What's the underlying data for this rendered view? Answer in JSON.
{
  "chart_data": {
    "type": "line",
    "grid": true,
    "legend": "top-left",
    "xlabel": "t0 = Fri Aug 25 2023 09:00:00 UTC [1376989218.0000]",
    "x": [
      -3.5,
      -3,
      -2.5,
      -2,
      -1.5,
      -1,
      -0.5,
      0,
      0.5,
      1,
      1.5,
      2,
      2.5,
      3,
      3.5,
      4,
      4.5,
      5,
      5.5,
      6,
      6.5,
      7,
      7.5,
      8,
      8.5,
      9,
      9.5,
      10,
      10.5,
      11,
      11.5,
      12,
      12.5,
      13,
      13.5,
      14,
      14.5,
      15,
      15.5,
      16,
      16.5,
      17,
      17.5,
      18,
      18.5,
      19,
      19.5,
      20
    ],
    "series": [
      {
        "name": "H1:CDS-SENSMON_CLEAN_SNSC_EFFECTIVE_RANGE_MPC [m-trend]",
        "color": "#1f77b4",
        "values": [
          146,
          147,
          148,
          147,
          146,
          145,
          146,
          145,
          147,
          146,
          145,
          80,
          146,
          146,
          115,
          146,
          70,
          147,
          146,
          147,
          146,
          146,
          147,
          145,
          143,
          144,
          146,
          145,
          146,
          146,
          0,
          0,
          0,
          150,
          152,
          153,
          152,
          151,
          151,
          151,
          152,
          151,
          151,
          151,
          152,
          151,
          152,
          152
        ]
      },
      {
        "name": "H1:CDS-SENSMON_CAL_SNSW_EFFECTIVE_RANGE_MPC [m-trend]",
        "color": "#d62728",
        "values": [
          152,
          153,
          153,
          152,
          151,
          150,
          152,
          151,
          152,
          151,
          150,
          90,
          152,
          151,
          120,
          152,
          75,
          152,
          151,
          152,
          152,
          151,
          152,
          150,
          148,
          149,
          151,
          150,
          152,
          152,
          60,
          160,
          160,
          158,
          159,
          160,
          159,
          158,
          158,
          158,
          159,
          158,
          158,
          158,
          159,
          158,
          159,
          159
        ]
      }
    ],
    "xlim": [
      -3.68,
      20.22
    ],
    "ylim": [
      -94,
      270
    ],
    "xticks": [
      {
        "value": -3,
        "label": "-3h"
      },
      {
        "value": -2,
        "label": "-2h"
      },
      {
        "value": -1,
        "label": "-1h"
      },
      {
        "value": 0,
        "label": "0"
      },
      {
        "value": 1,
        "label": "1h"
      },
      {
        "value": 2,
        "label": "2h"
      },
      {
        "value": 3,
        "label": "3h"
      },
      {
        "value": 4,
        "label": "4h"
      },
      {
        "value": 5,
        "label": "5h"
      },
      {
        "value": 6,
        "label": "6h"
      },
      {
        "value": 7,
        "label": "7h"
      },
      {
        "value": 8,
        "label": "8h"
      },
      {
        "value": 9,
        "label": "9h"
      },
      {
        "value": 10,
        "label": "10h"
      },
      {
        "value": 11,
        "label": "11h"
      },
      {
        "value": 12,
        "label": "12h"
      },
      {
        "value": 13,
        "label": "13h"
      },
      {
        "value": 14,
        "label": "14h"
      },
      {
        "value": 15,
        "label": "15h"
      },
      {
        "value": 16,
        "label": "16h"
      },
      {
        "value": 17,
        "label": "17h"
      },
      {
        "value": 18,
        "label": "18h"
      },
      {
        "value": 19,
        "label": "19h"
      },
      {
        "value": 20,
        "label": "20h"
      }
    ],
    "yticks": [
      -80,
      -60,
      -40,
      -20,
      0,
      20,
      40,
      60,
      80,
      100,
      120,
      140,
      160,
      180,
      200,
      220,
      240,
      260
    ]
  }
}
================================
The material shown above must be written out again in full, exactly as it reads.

What's the underlying data for this rendered view? Answer in JSON.
{
  "chart_data": {
    "type": "line",
    "grid": true,
    "legend": "top-left",
    "xlabel": "t0 = Fri Aug 25 2023 09:00:00 UTC [1376989218.0000]",
    "x": [
      -3.5,
      -3,
      -2.5,
      -2,
      -1.5,
      -1,
      -0.5,
      0,
      0.5,
      1,
      1.5,
      2,
      2.5,
      3,
      3.5,
      4,
      4.5,
      5,
      5.5,
      6,
      6.5,
      7,
      7.5,
      8,
      8.5,
      9,
      9.5,
      10,
      10.5,
      11,
      11.5,
      12,
      12.5,
      13,
      13.5,
      14,
      14.5,
      15,
      15.5,
      16,
      16.5,
      17,
      17.5,
      18,
      18.5,
      19,
      19.5,
      20
    ],
    "series": [
      {
        "name": "H1:CDS-SENSMON_CLEAN_SNSC_EFFECTIVE_RANGE_MPC [m-trend]",
        "color": "#1f77b4",
        "values": [
          146,
          147,
          148,
          147,
          146,
          145,
          146,
          145,
          147,
          146,
          145,
          80,
          146,
          146,
          115,
          146,
          70,
          147,
          146,
          147,
          146,
          146,
          147,
          145,
          143,
          144,
          146,
          145,
          146,
          146,
          0,
          0,
          0,
          150,
          152,
          153,
          152,
          151,
          151,
          151,
          152,
          151,
          151,
          151,
          152,
          151,
          152,
          152
        ]
      },
      {
        "name": "H1:CDS-SENSMON_CAL_SNSW_EFFECTIVE_RANGE_MPC [m-trend]",
        "color": "#d62728",
        "values": [
          152,
          153,
          153,
          152,
          151,
          150,
          152,
          151,
          152,
          151,
          150,
          90,
          152,
          151,
          120,
          152,
          75,
          152,
          151,
          152,
          152,
          151,
          152,
          150,
          148,
          149,
          151,
          150,
          152,
          152,
          60,
          160,
          160,
          158,
          159,
          160,
          159,
          158,
          158,
          158,
          159,
          158,
          158,
          158,
          159,
          158,
          159,
          159
        ]
      }
    ],
    "xlim": [
      -3.68,
      20.22
    ],
    "ylim": [
      -94,
      270
    ],
    "xticks": [
      {
        "value": -3,
        "label": "-3h"
      },
      {
        "value": -2,
        "label": "-2h"
      },
      {
        "value": -1,
        "label": "-1h"
      },
      {
        "value": 0,
        "label": "0"
      },
      {
        "value": 1,
        "label": "1h"
      },
      {
        "value": 2,
        "label": "2h"
      },
      {
        "value": 3,
        "label": "3h"
      },
      {
        "value": 4,
        "label": "4h"
      },
      {
        "value": 5,
        "label": "5h"
      },
      {
        "value": 6,
        "label": "6h"
      },
      {
        "value": 7,
        "label": "7h"
      },
      {
        "value": 8,
        "label": "8h"
      },
      {
        "value": 9,
        "label": "9h"
      },
      {
        "value": 10,
        "label": "10h"
      },
      {
        "value": 11,
        "label": "11h"
      },
      {
        "value": 12,
        "label": "12h"
      },
      {
        "value": 13,
        "label": "13h"
      },
      {
        "value": 14,
        "label": "14h"
      },
      {
        "value": 15,
        "label": "15h"
      },
      {
        "value": 16,
        "label": "16h"
      },
      {
        "value": 17,
        "label": "17h"
      },
      {
        "value": 18,
        "label": "18h"
      },
      {
        "value": 19,
        "label": "19h"
      },
      {
        "value": 20,
        "label": "20h"
      }
    ],
    "yticks": [
      -80,
      -60,
      -40,
      -20,
      0,
      20,
      40,
      60,
      80,
      100,
      120,
      140,
      160,
      180,
      200,
      220,
      240,
      260
    ]
  }
}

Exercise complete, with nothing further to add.